When I predicted last week that we would see some buyouts of independent natural gas focused E&P companies last week, I didn't think it would happen this fast, but... EXCO Resources announced today that it has received a buyout offer from its Chairman and CEO Douglas Miller.  Miller has had discussions with Oak Tree Capital Management, Ares Management and T. Boone Pickens, all significant current investors in EXCO, about partnering in Miller's offer of $20.50 per share for EXCO.  The company closed at $14.83 on Friday.  It has traded as high as $22.52 this year, back in January.

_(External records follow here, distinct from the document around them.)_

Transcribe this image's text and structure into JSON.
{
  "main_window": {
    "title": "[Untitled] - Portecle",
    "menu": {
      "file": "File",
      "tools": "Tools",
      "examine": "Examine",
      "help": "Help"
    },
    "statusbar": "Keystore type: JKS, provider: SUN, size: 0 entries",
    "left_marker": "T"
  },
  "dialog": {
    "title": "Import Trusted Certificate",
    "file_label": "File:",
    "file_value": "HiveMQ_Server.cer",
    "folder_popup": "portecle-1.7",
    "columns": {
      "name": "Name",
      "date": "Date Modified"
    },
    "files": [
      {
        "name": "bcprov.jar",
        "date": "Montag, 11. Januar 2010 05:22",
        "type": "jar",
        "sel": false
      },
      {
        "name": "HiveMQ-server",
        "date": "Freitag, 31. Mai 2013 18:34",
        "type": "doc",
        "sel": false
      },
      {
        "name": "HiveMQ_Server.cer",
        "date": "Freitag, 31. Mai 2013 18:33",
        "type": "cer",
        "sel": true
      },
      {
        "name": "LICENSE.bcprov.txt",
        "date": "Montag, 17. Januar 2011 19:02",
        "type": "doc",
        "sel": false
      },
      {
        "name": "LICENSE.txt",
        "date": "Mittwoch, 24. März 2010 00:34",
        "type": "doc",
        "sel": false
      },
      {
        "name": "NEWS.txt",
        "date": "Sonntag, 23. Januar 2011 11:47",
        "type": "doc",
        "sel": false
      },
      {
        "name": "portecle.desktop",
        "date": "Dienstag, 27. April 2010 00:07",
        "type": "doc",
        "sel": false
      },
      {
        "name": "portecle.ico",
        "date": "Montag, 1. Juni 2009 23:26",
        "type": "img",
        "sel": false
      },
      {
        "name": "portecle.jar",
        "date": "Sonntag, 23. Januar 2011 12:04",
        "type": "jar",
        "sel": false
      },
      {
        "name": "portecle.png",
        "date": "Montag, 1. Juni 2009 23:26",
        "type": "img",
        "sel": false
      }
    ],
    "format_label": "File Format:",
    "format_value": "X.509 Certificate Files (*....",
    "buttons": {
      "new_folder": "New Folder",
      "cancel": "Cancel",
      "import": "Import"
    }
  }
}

This is a very interesting move.  As I stated last week, it is a mixed blessing for shareholders.  The offer represents a 38% premium, but does it really express a true valuation for the company?  One of the first rules of marketing is that the only valid definition of "price" is amount the market is willing to pay for a particular good.  The stock market is woefully short-sighted (even more so these days now that most trading activity is flash trading that pays little consideration to a company's true long-term value) and the market tends to value a company based on short-term metrics.

If consummated, this would be a classic management-led buyout.  Management knows every square inch of the company and knows the company has greater value than its current market price.  The stock price is low because commodity prices make the stock market more pessimistic about the value of EXCO.  What better time to take the company private?  It would be backed by deep-pocketed investment firms with a longer-term view of the company's value.  As a private company, EXCO can "stick to its knitting" and wait out the depressed commodity prices.  Most likely, its new financial sponsors will take the company public again when prices improve.  Management wins (potentially big), the investment firms win and the public... well, the public has to sell the shares at the price the investors and the board agree upon and then they are out.  The next chance the investors have is when and if the company has another IPO down the road.

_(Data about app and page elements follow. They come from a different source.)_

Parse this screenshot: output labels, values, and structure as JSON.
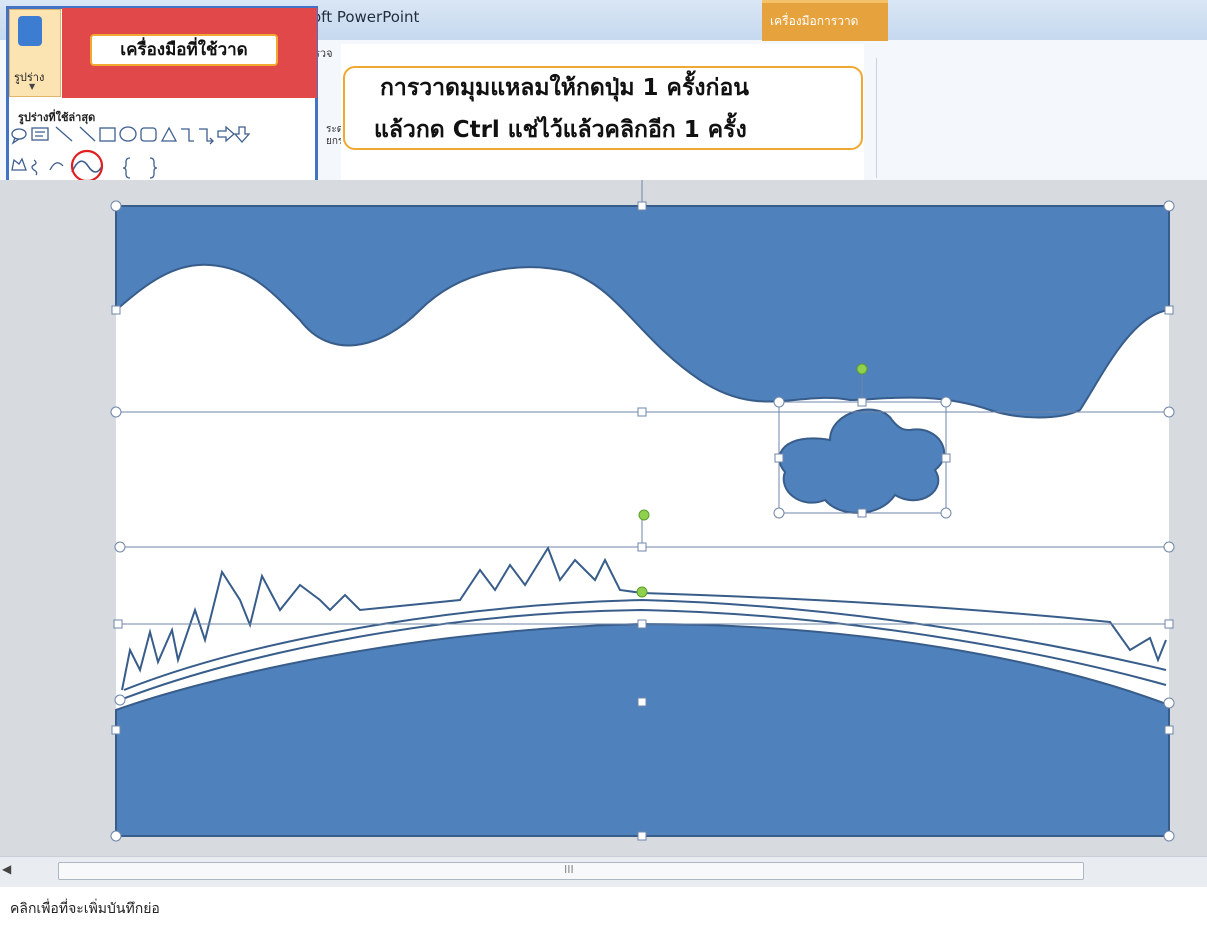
{
  "window": {
    "title_fragment": "oft PowerPoint",
    "context_tab": "เครื่องมือการวาด"
  },
  "ribbon": {
    "fragment_top": "รวจ",
    "fragment_side_1": "ระด",
    "fragment_side_2": "ยกร"
  },
  "shapes_panel": {
    "button_label": "รูปร่าง",
    "banner_label": "เครื่องมือที่ใช้วาด",
    "recent_label": "รูปร่างที่ใช้ล่าสุด",
    "highlighted_shape": "curve-icon"
  },
  "callout": {
    "line1": "การวาดมุมแหลมให้กดปุ่ม 1 ครั้งก่อน",
    "line2": "แล้วกด Ctrl แช่ไว้แล้วคลิกอีก 1 ครั้ง"
  },
  "slide": {
    "fill_color": "#4f81bd",
    "outline_color": "#385d8a"
  },
  "scrollbar": {
    "grip": "III"
  },
  "notes": {
    "placeholder": "คลิกเพื่อที่จะเพิ่มบันทึกย่อ"
  }
}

The offer is hardly a done deal.  The usual machinations are starting to take place.  The EXCO board, which has a fiduciary responsibility to its shareholders, has formed a special committee to evaluate the offer.  They are required to fairly evaluate the offer and likely will be open to other offers (they'd better be!).  Already a handful of securities plaintiff lawyers have taken it upon themselves to "investigate the transaction for shareholders." Last week I compared LBO to vultures, but the real vultures are these securities plaintiff lawyers. But they are all part of the deal ecosystem and theoretically they help shareholders get a better deal.

My guess is the offer price will go up a little bit, but if the company does agree to go private it will be this deal that takes them there.  Any new offer would be competing against incumbent management.  It will be interesting to see if investors start to bid up other potential buyout candidates.  Deals like this could make for an interesting year.

No comments: